Theatre Design involves everything seen on stage: not only scenery but costumes, wigs, makeup, properties, lighting, sound, even the shape and material of the stage itself. Designers’ Shakespeare presents and analyses the work of a half-dozen leading practitioners of this specialist art. By focusing specifically on their Shakespearean work, it also offers a fresh, exciting perspective on some of the best-known drama of all time.
Shakespeare’s plays offer an unusual range of opportunities to designers. As they were written for a theatre which gave no opportunity for scenic support or embellishment, designers are freed from any compulsion to imitate original practices. This has resulted in the extraordinarily diverse range of works presented in this volume, which considers among others the work of Josef Svoboda, Karl-Ernst Herrmann, Ming Cho Lee, Alison Chitty, Robert Wilson, Societas Raffaello Sanzio, Filter Theatre, Catherine Zuber, John Bury , Christopher Morley, Ralph Koltai and Sean Kenny.

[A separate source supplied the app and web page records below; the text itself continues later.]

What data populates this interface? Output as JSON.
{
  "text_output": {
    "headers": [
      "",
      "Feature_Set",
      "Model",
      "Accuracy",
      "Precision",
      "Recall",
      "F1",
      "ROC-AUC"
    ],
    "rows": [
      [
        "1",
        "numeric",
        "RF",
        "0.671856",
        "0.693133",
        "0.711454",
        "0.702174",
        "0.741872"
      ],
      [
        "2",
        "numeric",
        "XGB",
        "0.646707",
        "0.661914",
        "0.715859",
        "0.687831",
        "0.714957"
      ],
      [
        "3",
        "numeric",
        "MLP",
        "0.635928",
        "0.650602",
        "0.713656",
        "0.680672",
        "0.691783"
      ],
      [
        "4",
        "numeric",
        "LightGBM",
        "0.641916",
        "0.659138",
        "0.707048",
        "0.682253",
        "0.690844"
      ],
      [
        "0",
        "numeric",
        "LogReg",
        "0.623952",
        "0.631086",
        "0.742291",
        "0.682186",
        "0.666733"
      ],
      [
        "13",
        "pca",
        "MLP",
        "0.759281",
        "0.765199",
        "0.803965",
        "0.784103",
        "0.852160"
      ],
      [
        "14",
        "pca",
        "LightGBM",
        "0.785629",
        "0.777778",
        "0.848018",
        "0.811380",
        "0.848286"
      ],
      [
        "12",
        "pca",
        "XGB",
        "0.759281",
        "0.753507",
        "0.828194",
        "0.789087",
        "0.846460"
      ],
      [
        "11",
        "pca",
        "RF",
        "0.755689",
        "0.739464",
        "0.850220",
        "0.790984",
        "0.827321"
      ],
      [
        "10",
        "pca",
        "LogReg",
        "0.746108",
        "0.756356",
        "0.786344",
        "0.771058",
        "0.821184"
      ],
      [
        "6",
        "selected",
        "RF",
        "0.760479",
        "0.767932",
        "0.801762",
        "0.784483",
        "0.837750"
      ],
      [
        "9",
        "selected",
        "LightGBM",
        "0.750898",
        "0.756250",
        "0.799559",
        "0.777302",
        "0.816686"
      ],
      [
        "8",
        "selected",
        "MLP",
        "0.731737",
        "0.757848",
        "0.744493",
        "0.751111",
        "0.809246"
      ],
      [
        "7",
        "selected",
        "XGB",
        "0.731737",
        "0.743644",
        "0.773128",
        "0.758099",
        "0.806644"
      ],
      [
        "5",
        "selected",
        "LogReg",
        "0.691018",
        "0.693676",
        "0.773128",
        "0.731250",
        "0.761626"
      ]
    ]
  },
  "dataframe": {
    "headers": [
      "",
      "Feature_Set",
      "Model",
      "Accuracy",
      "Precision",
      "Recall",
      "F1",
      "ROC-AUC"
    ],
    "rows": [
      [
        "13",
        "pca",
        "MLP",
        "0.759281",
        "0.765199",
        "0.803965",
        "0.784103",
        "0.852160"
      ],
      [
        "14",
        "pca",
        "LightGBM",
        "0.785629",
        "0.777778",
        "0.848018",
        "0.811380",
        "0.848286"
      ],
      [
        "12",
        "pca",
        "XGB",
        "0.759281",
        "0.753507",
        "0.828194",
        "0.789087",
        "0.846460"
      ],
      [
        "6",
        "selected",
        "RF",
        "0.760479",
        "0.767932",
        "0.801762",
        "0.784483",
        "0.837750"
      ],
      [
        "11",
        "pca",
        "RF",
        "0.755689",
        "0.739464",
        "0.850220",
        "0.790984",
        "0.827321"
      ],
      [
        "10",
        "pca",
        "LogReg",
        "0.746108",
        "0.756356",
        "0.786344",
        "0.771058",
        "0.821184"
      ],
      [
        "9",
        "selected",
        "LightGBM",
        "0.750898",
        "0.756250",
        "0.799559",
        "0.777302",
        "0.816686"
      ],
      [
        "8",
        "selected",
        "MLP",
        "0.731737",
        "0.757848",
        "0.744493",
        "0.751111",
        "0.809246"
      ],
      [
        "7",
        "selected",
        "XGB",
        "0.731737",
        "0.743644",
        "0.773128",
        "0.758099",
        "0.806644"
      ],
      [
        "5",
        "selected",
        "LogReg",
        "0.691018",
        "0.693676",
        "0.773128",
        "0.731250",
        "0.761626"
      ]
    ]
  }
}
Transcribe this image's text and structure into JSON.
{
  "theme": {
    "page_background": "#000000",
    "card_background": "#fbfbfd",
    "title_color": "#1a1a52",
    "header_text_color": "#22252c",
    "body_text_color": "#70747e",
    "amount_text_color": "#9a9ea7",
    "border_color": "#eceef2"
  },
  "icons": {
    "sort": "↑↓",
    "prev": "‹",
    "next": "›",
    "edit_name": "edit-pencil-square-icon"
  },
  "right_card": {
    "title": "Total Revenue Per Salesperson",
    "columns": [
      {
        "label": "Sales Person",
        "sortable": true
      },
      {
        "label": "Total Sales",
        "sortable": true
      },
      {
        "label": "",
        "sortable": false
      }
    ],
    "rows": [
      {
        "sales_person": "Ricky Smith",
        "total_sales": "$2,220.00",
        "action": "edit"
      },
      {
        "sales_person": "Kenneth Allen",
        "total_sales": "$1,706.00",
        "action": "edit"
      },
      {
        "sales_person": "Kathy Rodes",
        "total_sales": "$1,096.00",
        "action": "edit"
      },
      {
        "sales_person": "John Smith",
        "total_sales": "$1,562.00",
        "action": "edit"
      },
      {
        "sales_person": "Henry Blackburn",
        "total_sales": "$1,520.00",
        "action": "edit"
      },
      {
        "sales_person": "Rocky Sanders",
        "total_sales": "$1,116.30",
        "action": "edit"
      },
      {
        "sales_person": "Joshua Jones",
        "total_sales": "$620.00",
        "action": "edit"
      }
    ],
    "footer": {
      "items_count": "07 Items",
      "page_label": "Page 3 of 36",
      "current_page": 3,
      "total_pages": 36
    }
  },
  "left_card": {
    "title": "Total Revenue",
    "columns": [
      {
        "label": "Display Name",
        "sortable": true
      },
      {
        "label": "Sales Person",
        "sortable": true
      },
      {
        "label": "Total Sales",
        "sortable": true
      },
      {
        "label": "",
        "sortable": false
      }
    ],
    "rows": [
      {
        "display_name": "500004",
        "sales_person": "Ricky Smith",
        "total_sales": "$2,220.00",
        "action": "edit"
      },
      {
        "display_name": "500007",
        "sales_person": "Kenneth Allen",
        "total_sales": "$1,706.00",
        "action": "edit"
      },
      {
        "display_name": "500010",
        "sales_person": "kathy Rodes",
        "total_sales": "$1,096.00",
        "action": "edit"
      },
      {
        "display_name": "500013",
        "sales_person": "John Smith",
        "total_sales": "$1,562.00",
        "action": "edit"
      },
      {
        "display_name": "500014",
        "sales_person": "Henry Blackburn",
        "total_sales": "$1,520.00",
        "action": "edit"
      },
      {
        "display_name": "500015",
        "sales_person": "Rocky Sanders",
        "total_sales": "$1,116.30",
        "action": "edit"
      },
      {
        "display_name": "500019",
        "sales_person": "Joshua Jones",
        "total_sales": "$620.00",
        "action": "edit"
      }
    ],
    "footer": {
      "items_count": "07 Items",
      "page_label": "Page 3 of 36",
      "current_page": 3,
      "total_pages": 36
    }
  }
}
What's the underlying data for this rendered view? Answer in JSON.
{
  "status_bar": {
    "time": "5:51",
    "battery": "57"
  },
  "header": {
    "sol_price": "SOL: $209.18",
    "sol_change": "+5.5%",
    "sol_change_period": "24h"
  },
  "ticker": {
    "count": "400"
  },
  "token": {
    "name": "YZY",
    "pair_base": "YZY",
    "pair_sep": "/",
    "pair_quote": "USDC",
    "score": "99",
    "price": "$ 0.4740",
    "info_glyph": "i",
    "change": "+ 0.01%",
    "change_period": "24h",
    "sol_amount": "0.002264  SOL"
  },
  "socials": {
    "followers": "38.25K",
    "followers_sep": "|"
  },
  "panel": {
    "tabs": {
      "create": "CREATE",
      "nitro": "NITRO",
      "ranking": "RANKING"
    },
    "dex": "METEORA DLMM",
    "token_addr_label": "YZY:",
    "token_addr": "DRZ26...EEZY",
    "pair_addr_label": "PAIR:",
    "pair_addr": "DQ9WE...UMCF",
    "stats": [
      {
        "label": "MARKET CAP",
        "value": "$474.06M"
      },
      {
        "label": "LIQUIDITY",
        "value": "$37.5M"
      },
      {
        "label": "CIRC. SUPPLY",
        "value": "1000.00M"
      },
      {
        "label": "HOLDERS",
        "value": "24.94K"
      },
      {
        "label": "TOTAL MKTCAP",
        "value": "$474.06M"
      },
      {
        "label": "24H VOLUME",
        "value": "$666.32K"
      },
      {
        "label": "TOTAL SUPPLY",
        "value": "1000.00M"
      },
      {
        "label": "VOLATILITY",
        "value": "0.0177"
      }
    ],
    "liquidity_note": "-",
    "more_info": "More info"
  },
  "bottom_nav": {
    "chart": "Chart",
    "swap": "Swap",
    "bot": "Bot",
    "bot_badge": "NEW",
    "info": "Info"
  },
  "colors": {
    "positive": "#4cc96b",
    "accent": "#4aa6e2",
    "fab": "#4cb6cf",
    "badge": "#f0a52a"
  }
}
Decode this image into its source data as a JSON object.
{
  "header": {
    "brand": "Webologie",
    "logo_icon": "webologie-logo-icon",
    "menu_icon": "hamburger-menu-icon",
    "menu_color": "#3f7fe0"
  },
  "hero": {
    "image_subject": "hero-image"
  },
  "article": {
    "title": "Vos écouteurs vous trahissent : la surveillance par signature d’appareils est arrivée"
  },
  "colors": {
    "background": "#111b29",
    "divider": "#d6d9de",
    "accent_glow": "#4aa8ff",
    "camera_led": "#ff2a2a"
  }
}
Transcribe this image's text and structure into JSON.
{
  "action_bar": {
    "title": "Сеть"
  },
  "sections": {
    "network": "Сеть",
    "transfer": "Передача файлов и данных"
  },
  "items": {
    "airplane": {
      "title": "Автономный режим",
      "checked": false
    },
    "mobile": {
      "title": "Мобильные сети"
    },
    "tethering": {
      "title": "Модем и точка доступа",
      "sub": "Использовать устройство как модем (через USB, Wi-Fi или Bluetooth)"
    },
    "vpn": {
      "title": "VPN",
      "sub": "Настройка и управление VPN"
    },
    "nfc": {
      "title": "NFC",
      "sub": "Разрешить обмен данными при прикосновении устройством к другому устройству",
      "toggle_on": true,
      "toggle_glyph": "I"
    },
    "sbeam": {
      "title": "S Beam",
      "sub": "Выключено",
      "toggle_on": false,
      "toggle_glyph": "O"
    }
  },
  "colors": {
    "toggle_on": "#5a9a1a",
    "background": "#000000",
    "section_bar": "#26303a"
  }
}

Designers’ Shakespeare joins Actors’ Shakespeare and Directors’ Shakespeare as essential reading for lovers of Shakespeare from theatre-goers and students to directors and theatre designers.
John Russell Brown directed plays in England, the USA and around the world. He was an Associate Director of the Royal National Theatre for fifteen years, and chaired the Drama Panel of the Arts Council of Great Britain. He authored numerous works on Shakespeare and contemporary theatre, including New Sites for Shakespeare (Routledge, 1999) and Shakespeare and the Theatrical Event (2002).
Stephen Di Benedetto is currently an Assistant Professor of Theatre History and Theory at the University of Miami. He is the Book Review Editor (North America), for Theatre Research International. Dr. Di Benedetto has held teaching positions at the University of Houston; the Drama Studies Centre; University College Dublin; National University of Ireland; and at DePaul University. He has contributed scholarly essays as part of The Senses in Performance: Taste, Touch, Smell, and Sound in the Theatre (Routledge, 2006); Patronage, Spectacle and the Stage (Prague Theatre Institute, 2006); Space and the Postmodern Stage (Prague Theatre Institute, 2000); and The Professions in Contemporary British Drama (Intellect Books, 2003).
"Highly recommended. Included are essays on Josef Svoboda, Karl-Ernst Herrmann (an excellent study by Klaus van den Berg), Ming Cho Lee, Alison Chitty, and Catherine Zuber. Maria Shevtsova’s study of director-designer Robert Wilson’s spatial organization for four Shakespeare productions is outstanding for its fine content and powerful, clear, evocative writing."
- F. H. Londré, University of Missouri-Kansas City in CHOICE